Iraqi’s oil minister Jabbar al-Luaibi and other OPEC members are considering an extension of the production cut agreement through 2018, instead of expiring in March.
“All in all, the outlook seems to be bright, and prices are rising,” said al-Luaibi (via MarketWatch).
Current oil prices are not spurring ample new production or investment in exploration, potentially leading to a volatile pricing environment as demand continues to increase. The world could soon see a recurrence of very high oil prices with growing demand (via World Oil).
The International Energy Agency (IEA) says the global oil glut is shrinking due to strong demand and production declines in OPEC and non-OPEC countries. Traders say we may see a near-term price pullback, giving hedge funds a chance at a breakout to the upside. WTI crude oil is up over $50.00 today (via FXEmpire.com).
The International Energy Agency (IEA) reported Wednesday that global oil supplies dropped by 720,000 barrels per day in August. The agency forecasts oil demand growth of 1.6 million barrels per day for the full year. WTI crude oil is up this morning to a one-month high of $49.81 (via The Wall Street Journal).
For the first time in four months, global oil supplies have fallen as demand has increased -- with WTI crude futures climbing to $49.28. The International Energy Agency (IEA) has revised demand estimates from 1.5 million barrels per day in July to 1.6 million barrels per day in September (via The Wall Street Journal).
The impact on oil use caused by Hurricane Harvey is expected to exceed the negative impact brought on by Irma. Ongoing recovery efforts for both storms should create additional demand for oil, offsetting the negative impact seen over the past few weeks. Meanwhile, WTI crude prices are up this morning to over $48.00 (via World Oil).
Oil will continue to trade within a tight price range as Irma moves across Florida. Over the weekend, OPEC discussed the possibility of extending its oil output cut beyond the March 2018 expiration, which should prove supportive for crude prices. Concurrently, gasoline futures have rallied at a two-year high of more than $2 per gallon.
Taking a short-term view, traders have cited Irma for a recent 3 percent drop in oil prices. Brent crude loss has been modest, finishing at $53.78 just one day after being at their highest levels since mid-April (via MarketWatch).
Hurricane Harvey has been no match for Valero Energy's Gulf Coast refineries. All five locations are returning to their normal capacity of 1.1 million barrels per day, with two locations having never ceased production (via Reuters).
WTI crude prices were at $49.06 per barrel this morning, still close to their highest level in more than three weeks and down only marginally. This pricing is despite damage to certain infrastructure in the heart of the oil and gas industry affected by the landfall and continued threats to U.S. West.

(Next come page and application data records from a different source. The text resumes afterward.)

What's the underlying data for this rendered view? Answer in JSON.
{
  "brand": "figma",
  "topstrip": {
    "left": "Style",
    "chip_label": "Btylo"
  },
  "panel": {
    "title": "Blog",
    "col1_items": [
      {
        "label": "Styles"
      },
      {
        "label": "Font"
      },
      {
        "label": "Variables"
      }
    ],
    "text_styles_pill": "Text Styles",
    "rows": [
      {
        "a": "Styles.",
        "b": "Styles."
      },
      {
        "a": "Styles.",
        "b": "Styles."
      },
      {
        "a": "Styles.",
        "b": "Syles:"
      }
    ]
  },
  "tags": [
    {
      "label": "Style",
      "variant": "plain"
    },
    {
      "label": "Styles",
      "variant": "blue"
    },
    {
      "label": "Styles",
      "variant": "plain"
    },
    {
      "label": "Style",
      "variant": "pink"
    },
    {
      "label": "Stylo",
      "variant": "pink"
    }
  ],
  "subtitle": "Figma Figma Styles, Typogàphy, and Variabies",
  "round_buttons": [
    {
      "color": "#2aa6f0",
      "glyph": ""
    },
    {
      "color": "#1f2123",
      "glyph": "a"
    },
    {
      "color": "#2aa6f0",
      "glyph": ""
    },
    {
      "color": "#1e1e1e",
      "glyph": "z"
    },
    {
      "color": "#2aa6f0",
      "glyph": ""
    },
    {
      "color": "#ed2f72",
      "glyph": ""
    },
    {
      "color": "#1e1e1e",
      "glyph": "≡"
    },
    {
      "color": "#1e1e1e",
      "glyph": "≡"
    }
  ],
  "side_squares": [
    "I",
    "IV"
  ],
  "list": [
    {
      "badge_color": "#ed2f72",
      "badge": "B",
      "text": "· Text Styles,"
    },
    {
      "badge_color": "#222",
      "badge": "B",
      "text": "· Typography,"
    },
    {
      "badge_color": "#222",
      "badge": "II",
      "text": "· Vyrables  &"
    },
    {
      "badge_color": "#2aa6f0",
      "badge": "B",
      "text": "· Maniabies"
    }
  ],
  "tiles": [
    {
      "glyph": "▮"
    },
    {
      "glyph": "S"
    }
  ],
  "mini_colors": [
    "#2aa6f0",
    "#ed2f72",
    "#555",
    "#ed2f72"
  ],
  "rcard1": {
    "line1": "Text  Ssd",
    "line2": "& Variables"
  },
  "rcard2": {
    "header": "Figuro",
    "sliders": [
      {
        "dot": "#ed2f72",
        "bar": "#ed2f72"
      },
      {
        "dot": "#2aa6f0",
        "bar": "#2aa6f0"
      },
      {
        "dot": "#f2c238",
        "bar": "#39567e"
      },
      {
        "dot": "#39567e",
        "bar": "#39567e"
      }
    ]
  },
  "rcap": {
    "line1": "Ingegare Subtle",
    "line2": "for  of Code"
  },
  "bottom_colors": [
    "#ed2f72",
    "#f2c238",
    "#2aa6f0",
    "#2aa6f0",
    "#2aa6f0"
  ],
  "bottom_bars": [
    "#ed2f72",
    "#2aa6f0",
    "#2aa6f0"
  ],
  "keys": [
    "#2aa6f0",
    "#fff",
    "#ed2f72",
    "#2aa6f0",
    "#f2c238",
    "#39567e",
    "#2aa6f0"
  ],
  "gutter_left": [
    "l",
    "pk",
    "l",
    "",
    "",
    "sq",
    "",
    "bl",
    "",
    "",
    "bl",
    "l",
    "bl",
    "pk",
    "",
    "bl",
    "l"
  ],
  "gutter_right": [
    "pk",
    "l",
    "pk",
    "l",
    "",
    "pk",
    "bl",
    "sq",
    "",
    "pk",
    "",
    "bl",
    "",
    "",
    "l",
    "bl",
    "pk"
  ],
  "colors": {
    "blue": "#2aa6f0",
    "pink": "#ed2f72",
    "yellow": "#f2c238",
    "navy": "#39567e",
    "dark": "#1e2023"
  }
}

Analysts are projecting that demand may continue to be distorted as multiple weather systems threaten crude shipments across the Caribbean.